  • Line 20: Mozilla specific property, similar to -webkit-gradient with a different syntax.
  • Lines 21 to 23: box-shadow (and its browser specific alternatives) allows you to add a shadow to an element.
  • Line 34: Webkit specific property, based on the standard background-size property, which allows you to specify the size of a background image.
  • Line 56: Triggers webkit animation defined on line 1.

Final touch: Using jQuery to animate the progress bar

A pure CSS3 progress bar is a very cool thing, but progress bars are here to show progress, so we have to animate it. We’re going to use jQuery to do so.

Open your progress.html file and paste the two line below just above the closing</body> tag.

<script src="http://ajax.googleapis.com/ajax/libs/jquery/1.4.2/jquery.min.js" type="text/javascript" charset="utf-8"></script>
<script src="progress.js" type="text/javascript" charset="utf-8"></script>

This code will load jQuery from Google (Which I recommend to do instead of loading your own copy) as well as your progress.js file, which will contain the required code to animate the progress bar.

Now, paste the code below in your progress.js file:

(function( $ ){
  $.fn.animateProgress = function(progress, callback) {
    return this.each(function() {
      $(this).animate({
        width: progress+'%'
      }, {
        duration: 2000,
 
        easing: 'swing',
 
        step: function( progress ){
          var labelEl = $('.ui-label', this),
              valueEl = $('.value', labelEl);
 
          if (Math.ceil(progress) < 20 && $('.ui-label', this).is(":visible")) {
            labelEl.hide();
          }else{
            if (labelEl.is(":hidden")) {
              labelEl.fadeIn();
            };
          }
 
          if (Math.ceil(progress) == 100) {
            labelEl.text('Done');
            setTimeout(function() {
              labelEl.fadeOut();
            }, 1000);
          }else{
            valueEl.text(Math.ceil(progress) + '%');
          }
        },
        complete: function(scope, i, elem) {
          if (callback) {
            callback.call(this, i, elem );
          };
        }
      });
    });
  };
})( jQuery );
 
$(function() {
  $('#progress_bar .ui-progress .ui-label').hide();
  $('#progress_bar .ui-progress').css('width', '7%');
 
  $('#progress_bar .ui-progress').animateProgress(43, function() {
    $(this).animateProgress(79, function() {
      setTimeout(function() {
        $('#progress_bar .ui-progress').animateProgress(100, function() {
          $('#main_content').slideDown();
        });
      }, 2000);
    });
  });
 
});

Save the file, and view progress.html in your web brower: Wow, the progress bar is now animated.

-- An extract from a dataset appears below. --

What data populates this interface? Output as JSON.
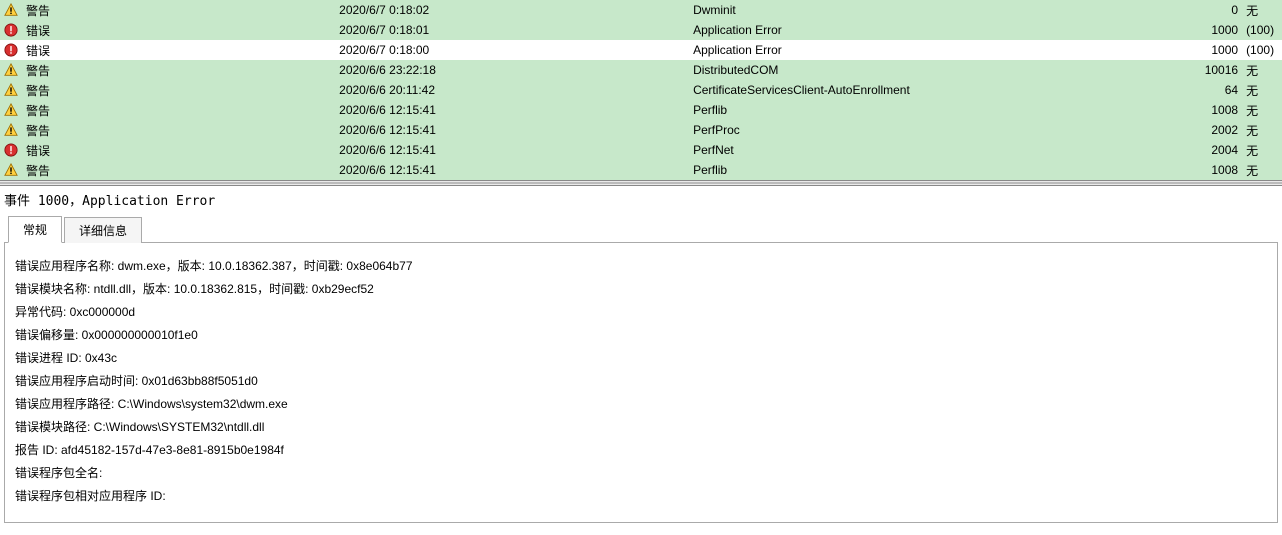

How cool is that?

This Javascript code makes the progress bar go from 0 to 100, and then, it displays a message, which is simply “Hello World” in our tutorial.

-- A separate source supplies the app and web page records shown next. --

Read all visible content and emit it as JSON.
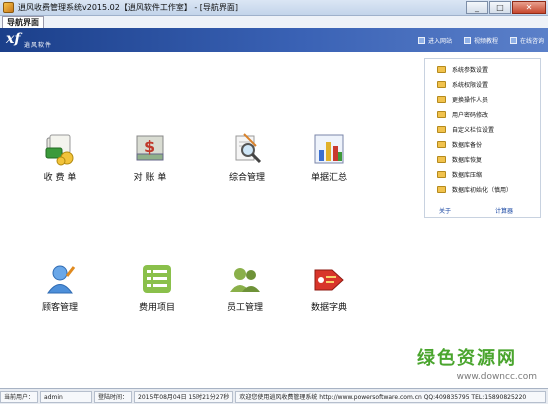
{
  "window": {
    "title": "逍风收费管理系统v2015.02【逍风软件工作室】 - [导航界面]",
    "min": "_",
    "max": "□",
    "close": "✕"
  },
  "tab": {
    "label": "导航界面"
  },
  "banner": {
    "logo": "xf",
    "brand": "逍风软件",
    "links": [
      "进入网站",
      "视频教程",
      "在线咨询"
    ]
  },
  "tiles": [
    {
      "label": "收 费 单",
      "icon": "money-stack-icon"
    },
    {
      "label": "对 账 单",
      "icon": "dollar-ledger-icon"
    },
    {
      "label": "综合管理",
      "icon": "magnifier-doc-icon"
    },
    {
      "label": "单据汇总",
      "icon": "bar-chart-icon"
    },
    {
      "label": "顾客管理",
      "icon": "customer-icon"
    },
    {
      "label": "费用项目",
      "icon": "list-icon"
    },
    {
      "label": "员工管理",
      "icon": "staff-icon"
    },
    {
      "label": "数据字典",
      "icon": "tag-icon"
    }
  ],
  "side": {
    "items": [
      "系统参数设置",
      "系统权限设置",
      "更换操作人员",
      "用户密码修改",
      "自定义栏位设置",
      "数据库备份",
      "数据库恢复",
      "数据库压缩",
      "数据库初始化（慎用）"
    ],
    "about": "关于",
    "calculator": "计算器"
  },
  "watermark": {
    "cn": "绿色资源网",
    "url": "www.downcc.com"
  },
  "status": {
    "user_label": "当前用户：",
    "user_value": "admin",
    "login_label": "登陆时间：",
    "login_value": "2015年08月04日 15时21分27秒",
    "welcome": "欢迎您使用逍风收费管理系统 http://www.powersoftware.com.cn QQ:409835795 TEL:15890825220"
  },
  "colors": {
    "banner": "#1b3f8a",
    "accent_link": "#1947a3",
    "folder": "#f1c24d"
  }
}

I hope you enjoyed reading this tutorial as much as I enjoyed writing it. Have fun with CSS3!